Foreign Policy Interests: SEATO and the Problem of U.S. Commitments— To the extent that other powers gauge U.S. intentions on the basis of the U.S.’s performance vis-à-vis Thailand—for example, our willingness to honor our commitment to Thailand—our actions in Thailand will have wider repercussions in Asia, particularly for those Asian nations such as Korea, Japan, and Taiwan that rely on the U.S. to balance the influence of China.

The same is true, although to a lesser extent, world-wide. While Thailand may not be considered an area of vital U.S. interest, and the Thai may be able to deal with their internal security problems on their own (or at least without U.S. combat troops), the U.S. has an interest in demonstrating fidelity to its international commitments. As the only mainland Asian subscriber to SEATO, Thailand ranks with South Korea and Taiwan as an area where the credibility of the U.S. commitment in Asia could be put to the test.

Thus, the U.S. commitment and involvement in Thailand are an element of the Asian balance of power. The size and nature of our role can vary significantly in relation to alternative estimates of the extent of U.S. involvement required to maintain regional stability in the face of the likely threats. While the present equilibrium in SEA may be acceptable to U.S. interests, other stable arrangements could also be compatible with U.S. goals.

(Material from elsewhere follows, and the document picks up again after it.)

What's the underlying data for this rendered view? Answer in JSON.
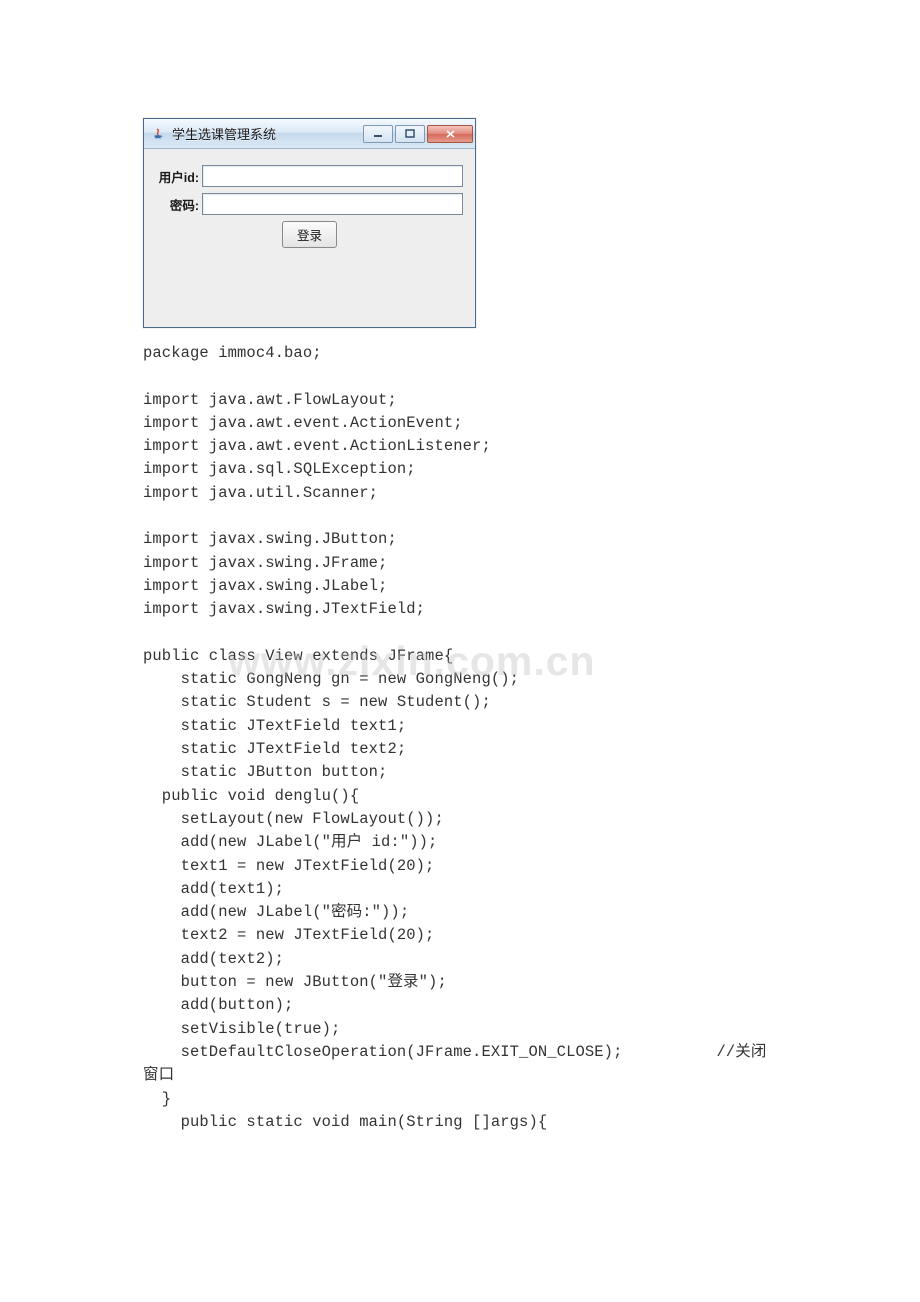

For example, in the post-Vietnam period a Thailand less dependent on the U.S. either as a result of increased Thai military capability, diminished threats, or diplomatic realignment or some combination of these three would not necessarily threaten the balance of power in Asia and thereby U.S. interests.

Political Interests—In addition to the SEATO relationship, informal or implied U.S. commitments to Thailand stem from communications and contingency plans relating to the formal commitment, implicit understandings regarding U.S. programs in Thailand, and from Thai cooperation in collective security actions in Asia, particularly in Vietnam.

The net effect of these informal obligations, over a period of twenty years, has been a considerable deepening of the intimacy of U.S.-Thai relations.

Therefore, while there are no historic U.S. ties of friendship with Thailand, there is a measure of intimacy that has resulted from a past close U.S.-Thai relationship, particularly through the Vietnam war.

Economic Interests—The U.S. does not have major economic interests in Thailand. U.S. investments amount to about $200 million. Thailand [Page 165]is not an important trading partner of the United States; total U.S.-Thai trade in 1968 was $267 million. Thailand is not an indispensable source of scarce resources for the U.S. It is not a major market for U.S. industry. However, U.S. access to Thai airspace and U.S. landing rights in Thailand are a decided convenience for the U.S.

Conclusion—Thailand is not of vital interest to the United States. Our greatest interest in Thailand derives from our foreign policy objective of bringing the Vietnam war to a successful conclusion.3

Beyond this, however, U.S. interests are not inconsistent with a new equilibrium in Southeast Asia resulting from either a change in the military balance or from diplomatic realignment. Whether U.S. interests would be served by such developments depends largely on how the new situation is arrived at. That is, if the U.S. acted precipitously in rejecting its alliance with Thailand, U.S. foreign policy interests in Asia and world wide could be seriously harmed.

On the other hand, if the threats to Thailand diminished as a result of action by China, the Soviet Union or North Vietnam, or if Thai actions increased Thailand’s defense capabilities or improved its relations with Peking or Hanoi and thereby lessened Thailand’s dependence on the U.S., such developments would not threaten U.S. interests.

The issue then is not whether U.S. interests can tolerate a Thailand less intimately linked to the U.S., but whether ways can be found to diminish Thailand’s dependence and scale down the U.S. commitment to Thailand without: (a) jeopardizing our immediate goals in Southeast Asia, or (b) abandoning the Thai in a precipitous manner that would jeopardize U.S. foreign policy goals.

[Omitted here is Part III, Issues for Decision.]

  1. Source: National Archives, RG 59, PM/ISP Files: Lot 72 D 504, Subject Files, Box 2. Top Secret. According to a September 16 memorandum from Jeanne W. Davis to the Secretaries of State and Defense, the response to NSSM 51 was not completed, but instead was incorporated into NSSM 99, Southeast Asia. (National Archives, RG 59, NSC Files: 80 D 212, General Files on NSC Matters, Box 1, NSC Admin. Matters, January 1970)
  2. A notation next to this underlined passage (from ‘doubtful’ through ‘Indonesia’s’) reads “nuts! Heartland of SE Asia.”
  3. A notation next to this sentence reads: “more a non-commie SE Asia.”